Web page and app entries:

☆ ☆ ☆

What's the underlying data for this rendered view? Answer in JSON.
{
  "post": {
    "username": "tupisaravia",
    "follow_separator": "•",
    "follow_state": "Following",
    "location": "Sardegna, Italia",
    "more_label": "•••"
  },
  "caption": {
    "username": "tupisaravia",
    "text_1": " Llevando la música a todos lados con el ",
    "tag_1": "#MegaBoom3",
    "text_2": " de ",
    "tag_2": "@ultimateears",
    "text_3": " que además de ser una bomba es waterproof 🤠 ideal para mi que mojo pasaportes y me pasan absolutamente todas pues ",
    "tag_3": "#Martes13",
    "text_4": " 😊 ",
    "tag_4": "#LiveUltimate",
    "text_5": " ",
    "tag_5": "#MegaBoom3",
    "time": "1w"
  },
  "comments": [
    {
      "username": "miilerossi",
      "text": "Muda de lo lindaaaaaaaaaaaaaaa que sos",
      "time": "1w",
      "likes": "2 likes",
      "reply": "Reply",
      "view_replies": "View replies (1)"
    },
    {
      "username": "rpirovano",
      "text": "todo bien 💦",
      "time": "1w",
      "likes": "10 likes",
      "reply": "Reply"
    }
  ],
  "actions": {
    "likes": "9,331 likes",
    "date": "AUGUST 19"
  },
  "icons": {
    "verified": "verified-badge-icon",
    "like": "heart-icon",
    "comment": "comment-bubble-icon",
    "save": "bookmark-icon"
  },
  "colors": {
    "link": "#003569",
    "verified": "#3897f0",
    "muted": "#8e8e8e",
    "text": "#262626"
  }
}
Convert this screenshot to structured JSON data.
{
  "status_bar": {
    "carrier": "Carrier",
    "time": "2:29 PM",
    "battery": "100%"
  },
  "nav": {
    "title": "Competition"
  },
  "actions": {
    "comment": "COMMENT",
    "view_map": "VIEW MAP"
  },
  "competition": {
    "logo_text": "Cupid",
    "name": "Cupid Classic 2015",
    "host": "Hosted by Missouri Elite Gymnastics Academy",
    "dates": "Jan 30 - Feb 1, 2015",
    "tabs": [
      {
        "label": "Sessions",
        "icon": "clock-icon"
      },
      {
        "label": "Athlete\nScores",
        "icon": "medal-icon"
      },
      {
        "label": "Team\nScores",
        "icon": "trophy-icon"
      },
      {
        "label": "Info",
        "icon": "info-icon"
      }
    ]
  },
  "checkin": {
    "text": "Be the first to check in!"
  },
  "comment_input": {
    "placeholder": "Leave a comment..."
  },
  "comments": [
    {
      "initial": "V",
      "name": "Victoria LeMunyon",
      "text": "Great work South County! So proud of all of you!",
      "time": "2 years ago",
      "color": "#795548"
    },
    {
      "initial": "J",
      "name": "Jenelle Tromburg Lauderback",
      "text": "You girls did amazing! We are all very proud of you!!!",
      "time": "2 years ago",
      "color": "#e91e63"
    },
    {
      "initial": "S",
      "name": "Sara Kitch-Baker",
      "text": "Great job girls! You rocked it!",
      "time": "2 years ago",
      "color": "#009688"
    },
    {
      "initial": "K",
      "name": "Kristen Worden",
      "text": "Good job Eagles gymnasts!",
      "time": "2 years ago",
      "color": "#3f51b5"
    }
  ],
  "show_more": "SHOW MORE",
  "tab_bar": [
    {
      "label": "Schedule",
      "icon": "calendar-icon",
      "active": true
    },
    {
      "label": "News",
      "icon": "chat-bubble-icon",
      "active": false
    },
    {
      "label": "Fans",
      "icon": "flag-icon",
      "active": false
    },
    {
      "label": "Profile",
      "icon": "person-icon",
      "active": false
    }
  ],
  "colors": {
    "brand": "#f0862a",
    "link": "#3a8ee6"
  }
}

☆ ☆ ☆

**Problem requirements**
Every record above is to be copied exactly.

**Exercise response**
What's the underlying data for this rendered view? Answer in JSON.
{
  "post": {
    "username": "tupisaravia",
    "follow_separator": "•",
    "follow_state": "Following",
    "location": "Sardegna, Italia",
    "more_label": "•••"
  },
  "caption": {
    "username": "tupisaravia",
    "text_1": " Llevando la música a todos lados con el ",
    "tag_1": "#MegaBoom3",
    "text_2": " de ",
    "tag_2": "@ultimateears",
    "text_3": " que además de ser una bomba es waterproof 🤠 ideal para mi que mojo pasaportes y me pasan absolutamente todas pues ",
    "tag_3": "#Martes13",
    "text_4": " 😊 ",
    "tag_4": "#LiveUltimate",
    "text_5": " ",
    "tag_5": "#MegaBoom3",
    "time": "1w"
  },
  "comments": [
    {
      "username": "miilerossi",
      "text": "Muda de lo lindaaaaaaaaaaaaaaa que sos",
      "time": "1w",
      "likes": "2 likes",
      "reply": "Reply",
      "view_replies": "View replies (1)"
    },
    {
      "username": "rpirovano",
      "text": "todo bien 💦",
      "time": "1w",
      "likes": "10 likes",
      "reply": "Reply"
    }
  ],
  "actions": {
    "likes": "9,331 likes",
    "date": "AUGUST 19"
  },
  "icons": {
    "verified": "verified-badge-icon",
    "like": "heart-icon",
    "comment": "comment-bubble-icon",
    "save": "bookmark-icon"
  },
  "colors": {
    "link": "#003569",
    "verified": "#3897f0",
    "muted": "#8e8e8e",
    "text": "#262626"
  }
}
Convert this screenshot to structured JSON data.
{
  "status_bar": {
    "carrier": "Carrier",
    "time": "2:29 PM",
    "battery": "100%"
  },
  "nav": {
    "title": "Competition"
  },
  "actions": {
    "comment": "COMMENT",
    "view_map": "VIEW MAP"
  },
  "competition": {
    "logo_text": "Cupid",
    "name": "Cupid Classic 2015",
    "host": "Hosted by Missouri Elite Gymnastics Academy",
    "dates": "Jan 30 - Feb 1, 2015",
    "tabs": [
      {
        "label": "Sessions",
        "icon": "clock-icon"
      },
      {
        "label": "Athlete\nScores",
        "icon": "medal-icon"
      },
      {
        "label": "Team\nScores",
        "icon": "trophy-icon"
      },
      {
        "label": "Info",
        "icon": "info-icon"
      }
    ]
  },
  "checkin": {
    "text": "Be the first to check in!"
  },
  "comment_input": {
    "placeholder": "Leave a comment..."
  },
  "comments": [
    {
      "initial": "V",
      "name": "Victoria LeMunyon",
      "text": "Great work South County! So proud of all of you!",
      "time": "2 years ago",
      "color": "#795548"
    },
    {
      "initial": "J",
      "name": "Jenelle Tromburg Lauderback",
      "text": "You girls did amazing! We are all very proud of you!!!",
      "time": "2 years ago",
      "color": "#e91e63"
    },
    {
      "initial": "S",
      "name": "Sara Kitch-Baker",
      "text": "Great job girls! You rocked it!",
      "time": "2 years ago",
      "color": "#009688"
    },
    {
      "initial": "K",
      "name": "Kristen Worden",
      "text": "Good job Eagles gymnasts!",
      "time": "2 years ago",
      "color": "#3f51b5"
    }
  ],
  "show_more": "SHOW MORE",
  "tab_bar": [
    {
      "label": "Schedule",
      "icon": "calendar-icon",
      "active": true
    },
    {
      "label": "News",
      "icon": "chat-bubble-icon",
      "active": false
    },
    {
      "label": "Fans",
      "icon": "flag-icon",
      "active": false
    },
    {
      "label": "Profile",
      "icon": "person-icon",
      "active": false
    }
  ],
  "colors": {
    "brand": "#f0862a",
    "link": "#3a8ee6"
  }
}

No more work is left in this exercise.